● **Task requirements**: Reproduce the listing verbatim.
----
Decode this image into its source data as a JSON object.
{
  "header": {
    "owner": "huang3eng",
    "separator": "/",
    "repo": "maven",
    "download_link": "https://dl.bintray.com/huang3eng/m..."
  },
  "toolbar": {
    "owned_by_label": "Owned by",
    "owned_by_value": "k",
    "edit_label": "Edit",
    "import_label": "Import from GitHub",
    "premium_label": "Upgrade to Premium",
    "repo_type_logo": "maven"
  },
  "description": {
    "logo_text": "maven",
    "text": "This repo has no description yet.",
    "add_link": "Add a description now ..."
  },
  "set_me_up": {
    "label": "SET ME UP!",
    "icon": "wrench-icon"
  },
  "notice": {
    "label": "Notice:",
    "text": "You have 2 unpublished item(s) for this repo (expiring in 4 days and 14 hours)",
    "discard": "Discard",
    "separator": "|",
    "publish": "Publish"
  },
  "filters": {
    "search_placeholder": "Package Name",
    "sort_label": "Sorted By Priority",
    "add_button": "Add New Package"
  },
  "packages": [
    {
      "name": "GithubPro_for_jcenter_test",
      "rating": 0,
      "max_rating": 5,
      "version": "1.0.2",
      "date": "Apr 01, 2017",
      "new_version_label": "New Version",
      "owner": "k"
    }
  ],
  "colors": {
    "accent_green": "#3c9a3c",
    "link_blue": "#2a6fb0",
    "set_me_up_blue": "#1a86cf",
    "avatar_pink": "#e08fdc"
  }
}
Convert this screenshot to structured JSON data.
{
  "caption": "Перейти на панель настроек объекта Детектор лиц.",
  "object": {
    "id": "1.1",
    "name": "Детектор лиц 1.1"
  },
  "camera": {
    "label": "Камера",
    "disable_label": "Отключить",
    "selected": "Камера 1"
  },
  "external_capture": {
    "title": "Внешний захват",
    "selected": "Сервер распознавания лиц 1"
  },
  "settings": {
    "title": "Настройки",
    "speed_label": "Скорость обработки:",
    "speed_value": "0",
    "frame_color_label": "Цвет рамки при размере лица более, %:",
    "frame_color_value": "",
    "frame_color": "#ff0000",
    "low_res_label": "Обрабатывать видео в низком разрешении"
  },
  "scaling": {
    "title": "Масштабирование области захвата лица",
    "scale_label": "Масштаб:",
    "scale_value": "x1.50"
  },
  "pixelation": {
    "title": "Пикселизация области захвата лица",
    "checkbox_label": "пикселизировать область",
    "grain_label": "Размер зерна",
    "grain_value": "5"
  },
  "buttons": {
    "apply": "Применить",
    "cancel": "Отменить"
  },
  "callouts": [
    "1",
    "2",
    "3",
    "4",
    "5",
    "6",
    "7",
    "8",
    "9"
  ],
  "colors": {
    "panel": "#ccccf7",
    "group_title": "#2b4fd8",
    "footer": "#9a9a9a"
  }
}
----
● **Response**:
Decode this image into its source data as a JSON object.
{
  "header": {
    "owner": "huang3eng",
    "separator": "/",
    "repo": "maven",
    "download_link": "https://dl.bintray.com/huang3eng/m..."
  },
  "toolbar": {
    "owned_by_label": "Owned by",
    "owned_by_value": "k",
    "edit_label": "Edit",
    "import_label": "Import from GitHub",
    "premium_label": "Upgrade to Premium",
    "repo_type_logo": "maven"
  },
  "description": {
    "logo_text": "maven",
    "text": "This repo has no description yet.",
    "add_link": "Add a description now ..."
  },
  "set_me_up": {
    "label": "SET ME UP!",
    "icon": "wrench-icon"
  },
  "notice": {
    "label": "Notice:",
    "text": "You have 2 unpublished item(s) for this repo (expiring in 4 days and 14 hours)",
    "discard": "Discard",
    "separator": "|",
    "publish": "Publish"
  },
  "filters": {
    "search_placeholder": "Package Name",
    "sort_label": "Sorted By Priority",
    "add_button": "Add New Package"
  },
  "packages": [
    {
      "name": "GithubPro_for_jcenter_test",
      "rating": 0,
      "max_rating": 5,
      "version": "1.0.2",
      "date": "Apr 01, 2017",
      "new_version_label": "New Version",
      "owner": "k"
    }
  ],
  "colors": {
    "accent_green": "#3c9a3c",
    "link_blue": "#2a6fb0",
    "set_me_up_blue": "#1a86cf",
    "avatar_pink": "#e08fdc"
  }
}
Convert this screenshot to structured JSON data.
{
  "caption": "Перейти на панель настроек объекта Детектор лиц.",
  "object": {
    "id": "1.1",
    "name": "Детектор лиц 1.1"
  },
  "camera": {
    "label": "Камера",
    "disable_label": "Отключить",
    "selected": "Камера 1"
  },
  "external_capture": {
    "title": "Внешний захват",
    "selected": "Сервер распознавания лиц 1"
  },
  "settings": {
    "title": "Настройки",
    "speed_label": "Скорость обработки:",
    "speed_value": "0",
    "frame_color_label": "Цвет рамки при размере лица более, %:",
    "frame_color_value": "",
    "frame_color": "#ff0000",
    "low_res_label": "Обрабатывать видео в низком разрешении"
  },
  "scaling": {
    "title": "Масштабирование области захвата лица",
    "scale_label": "Масштаб:",
    "scale_value": "x1.50"
  },
  "pixelation": {
    "title": "Пикселизация области захвата лица",
    "checkbox_label": "пикселизировать область",
    "grain_label": "Размер зерна",
    "grain_value": "5"
  },
  "buttons": {
    "apply": "Применить",
    "cancel": "Отменить"
  },
  "callouts": [
    "1",
    "2",
    "3",
    "4",
    "5",
    "6",
    "7",
    "8",
    "9"
  ],
  "colors": {
    "panel": "#ccccf7",
    "group_title": "#2b4fd8",
    "footer": "#9a9a9a"
  }
}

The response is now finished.